▶ [What is required]:
Within the listing below, please show every line carrying the string "Cloud".

:: Input data ::

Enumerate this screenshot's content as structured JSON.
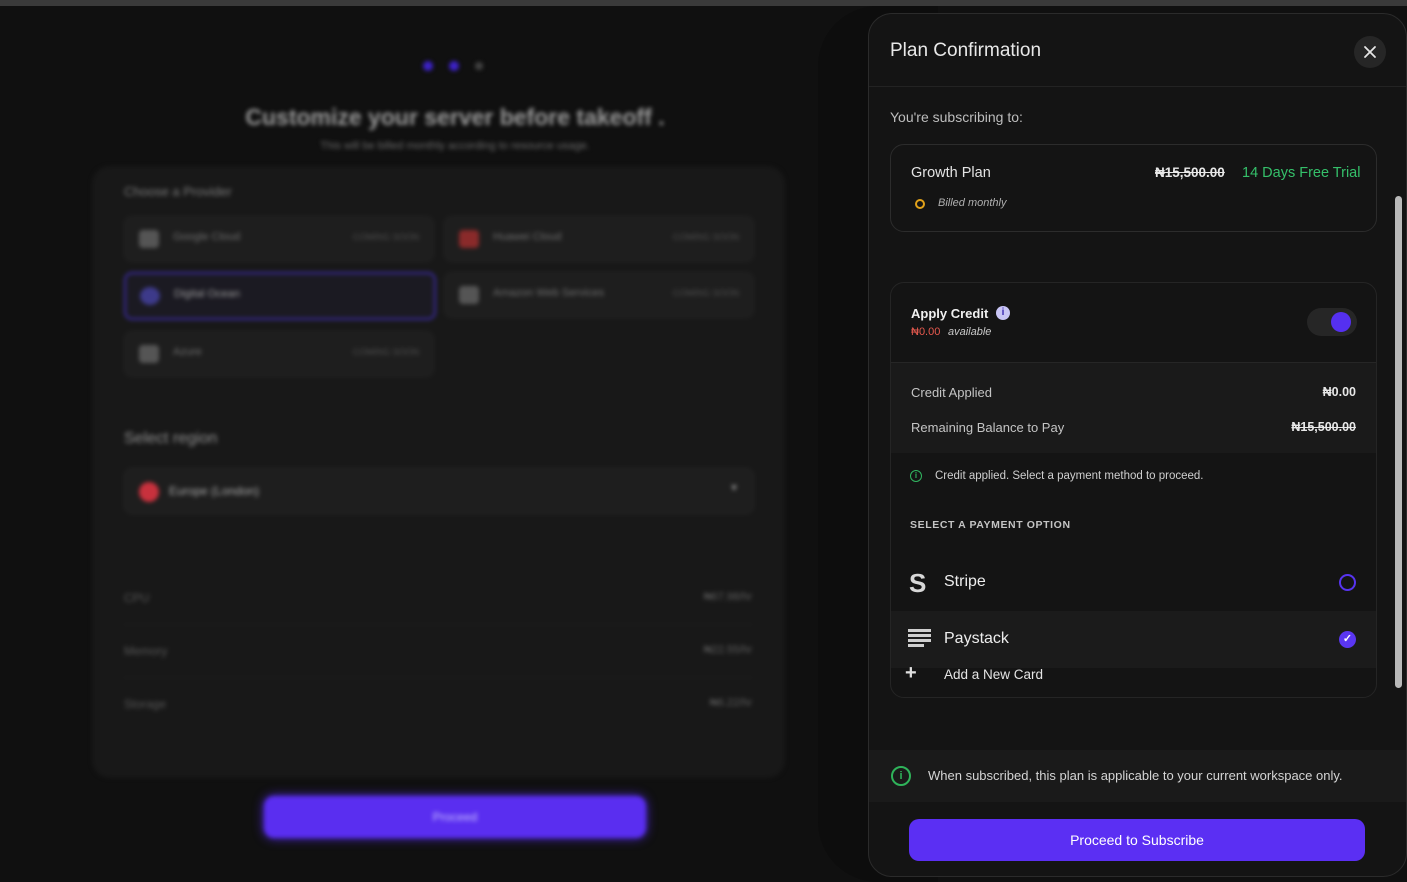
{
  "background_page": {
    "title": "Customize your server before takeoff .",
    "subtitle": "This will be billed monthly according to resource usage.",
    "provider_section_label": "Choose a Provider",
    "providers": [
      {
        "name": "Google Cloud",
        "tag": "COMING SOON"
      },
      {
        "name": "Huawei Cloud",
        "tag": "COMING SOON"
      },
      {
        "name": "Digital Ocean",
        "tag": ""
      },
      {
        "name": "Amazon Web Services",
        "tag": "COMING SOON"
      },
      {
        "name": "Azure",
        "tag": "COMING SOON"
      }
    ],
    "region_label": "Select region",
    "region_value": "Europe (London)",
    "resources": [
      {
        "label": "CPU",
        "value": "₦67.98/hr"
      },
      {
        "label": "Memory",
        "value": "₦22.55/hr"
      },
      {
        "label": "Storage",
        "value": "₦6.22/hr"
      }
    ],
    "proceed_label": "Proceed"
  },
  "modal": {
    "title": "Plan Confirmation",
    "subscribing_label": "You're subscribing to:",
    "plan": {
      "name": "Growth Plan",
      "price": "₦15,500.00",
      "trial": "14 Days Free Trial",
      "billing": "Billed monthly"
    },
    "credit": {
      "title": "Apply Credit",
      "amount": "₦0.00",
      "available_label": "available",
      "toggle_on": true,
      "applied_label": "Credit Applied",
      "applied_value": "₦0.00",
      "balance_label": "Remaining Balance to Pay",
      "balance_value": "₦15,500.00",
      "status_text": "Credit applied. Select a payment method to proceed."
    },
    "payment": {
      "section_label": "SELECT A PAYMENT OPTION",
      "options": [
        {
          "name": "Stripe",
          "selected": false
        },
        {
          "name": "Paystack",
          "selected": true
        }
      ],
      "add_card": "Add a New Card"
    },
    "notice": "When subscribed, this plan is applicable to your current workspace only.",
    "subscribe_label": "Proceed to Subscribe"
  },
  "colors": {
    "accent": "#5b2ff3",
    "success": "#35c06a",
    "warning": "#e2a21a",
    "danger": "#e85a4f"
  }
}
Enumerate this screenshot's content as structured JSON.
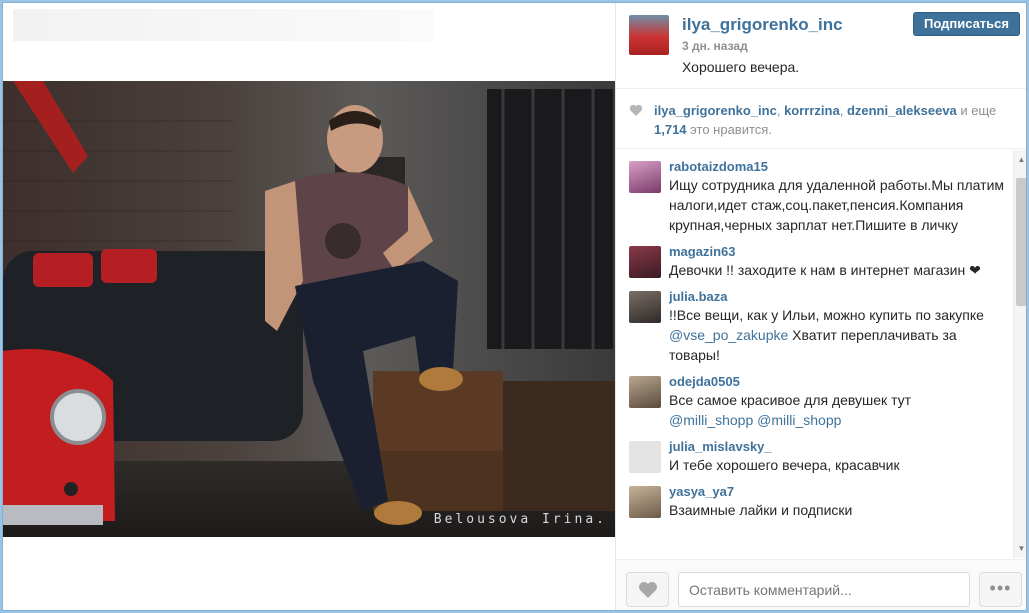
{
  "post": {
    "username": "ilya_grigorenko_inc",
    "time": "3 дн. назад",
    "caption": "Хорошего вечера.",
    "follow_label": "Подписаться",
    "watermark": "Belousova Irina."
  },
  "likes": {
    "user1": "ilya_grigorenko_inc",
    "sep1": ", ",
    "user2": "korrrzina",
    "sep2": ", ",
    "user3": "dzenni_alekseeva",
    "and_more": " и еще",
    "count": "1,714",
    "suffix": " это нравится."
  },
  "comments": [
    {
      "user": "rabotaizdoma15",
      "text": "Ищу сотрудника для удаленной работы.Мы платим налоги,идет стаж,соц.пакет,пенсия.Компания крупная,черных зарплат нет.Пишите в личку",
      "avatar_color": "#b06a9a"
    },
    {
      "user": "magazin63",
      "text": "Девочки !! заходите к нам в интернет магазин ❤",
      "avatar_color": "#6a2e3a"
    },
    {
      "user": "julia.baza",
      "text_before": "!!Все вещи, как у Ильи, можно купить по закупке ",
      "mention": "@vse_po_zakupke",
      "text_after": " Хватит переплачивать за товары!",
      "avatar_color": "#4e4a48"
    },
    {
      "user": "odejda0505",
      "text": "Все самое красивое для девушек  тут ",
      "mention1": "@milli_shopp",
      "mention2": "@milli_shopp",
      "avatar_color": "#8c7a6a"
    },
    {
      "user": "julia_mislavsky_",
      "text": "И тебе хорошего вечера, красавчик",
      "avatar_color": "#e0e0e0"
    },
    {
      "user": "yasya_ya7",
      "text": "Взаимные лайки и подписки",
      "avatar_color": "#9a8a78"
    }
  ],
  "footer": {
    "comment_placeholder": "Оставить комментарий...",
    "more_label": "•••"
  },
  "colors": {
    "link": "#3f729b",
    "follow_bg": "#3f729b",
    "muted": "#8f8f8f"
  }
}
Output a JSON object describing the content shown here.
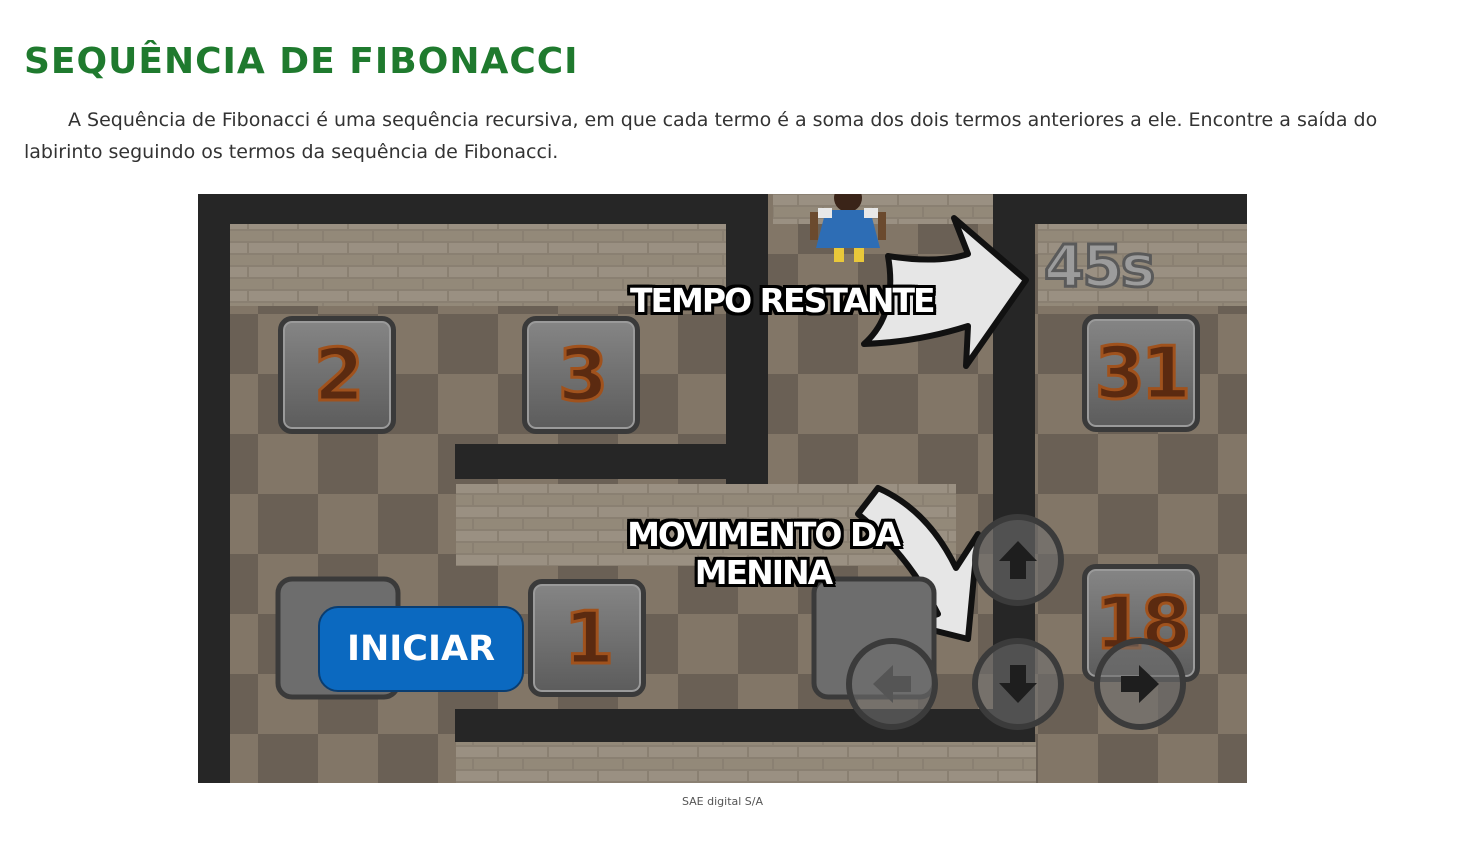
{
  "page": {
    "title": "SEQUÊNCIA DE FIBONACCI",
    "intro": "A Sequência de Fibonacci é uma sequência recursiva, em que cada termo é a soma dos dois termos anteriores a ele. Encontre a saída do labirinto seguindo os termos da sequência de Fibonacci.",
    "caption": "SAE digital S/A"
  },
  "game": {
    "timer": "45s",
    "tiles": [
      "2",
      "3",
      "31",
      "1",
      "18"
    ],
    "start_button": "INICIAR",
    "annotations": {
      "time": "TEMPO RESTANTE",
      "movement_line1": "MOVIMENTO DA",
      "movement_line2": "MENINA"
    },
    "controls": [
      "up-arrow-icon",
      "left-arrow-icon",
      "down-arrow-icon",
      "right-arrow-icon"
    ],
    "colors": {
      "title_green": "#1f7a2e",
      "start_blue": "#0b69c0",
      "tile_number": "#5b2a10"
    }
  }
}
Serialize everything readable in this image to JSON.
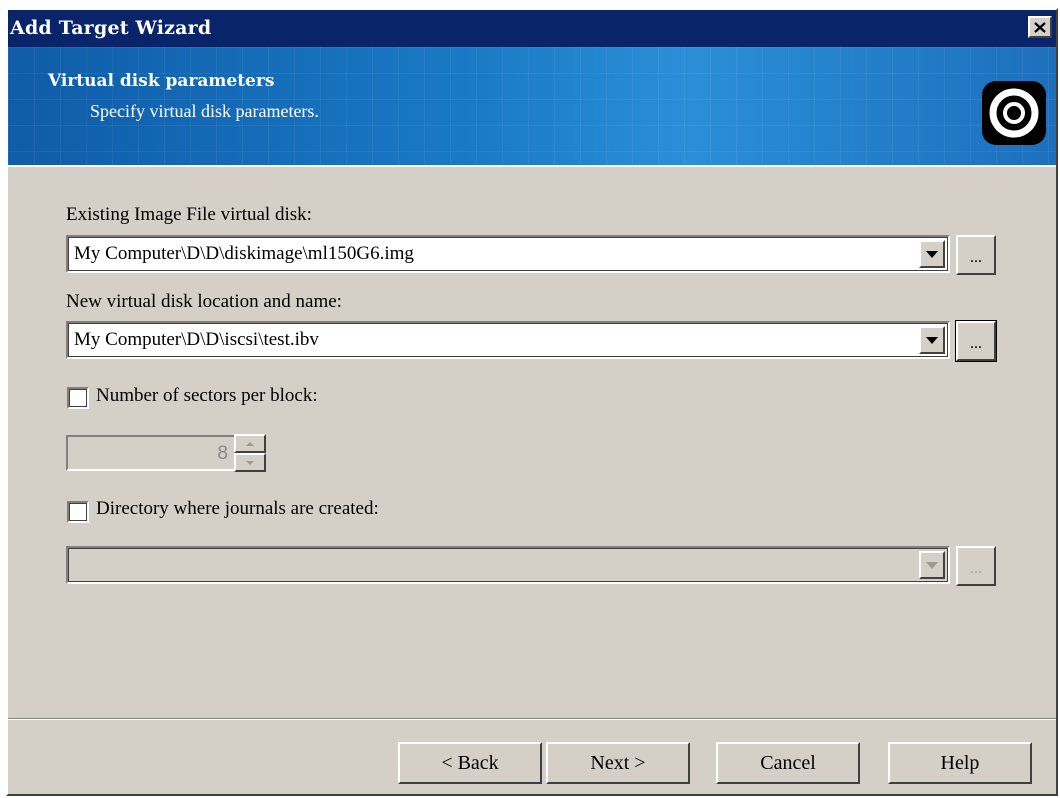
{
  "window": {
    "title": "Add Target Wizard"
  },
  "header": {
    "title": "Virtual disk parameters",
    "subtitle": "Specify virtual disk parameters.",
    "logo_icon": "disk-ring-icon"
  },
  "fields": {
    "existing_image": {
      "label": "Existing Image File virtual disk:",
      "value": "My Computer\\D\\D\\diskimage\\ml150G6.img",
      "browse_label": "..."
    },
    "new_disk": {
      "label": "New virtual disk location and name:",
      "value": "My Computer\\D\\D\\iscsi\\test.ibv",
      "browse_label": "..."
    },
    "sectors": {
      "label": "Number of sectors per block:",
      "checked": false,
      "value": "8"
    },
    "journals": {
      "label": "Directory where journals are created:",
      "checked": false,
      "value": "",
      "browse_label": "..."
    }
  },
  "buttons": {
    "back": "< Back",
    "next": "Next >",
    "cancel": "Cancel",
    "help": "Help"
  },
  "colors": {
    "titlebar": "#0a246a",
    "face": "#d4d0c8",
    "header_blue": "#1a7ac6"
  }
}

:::

▶ [Result below]:
        "name": "Google Cloud",
        "name": "Huawei Cloud",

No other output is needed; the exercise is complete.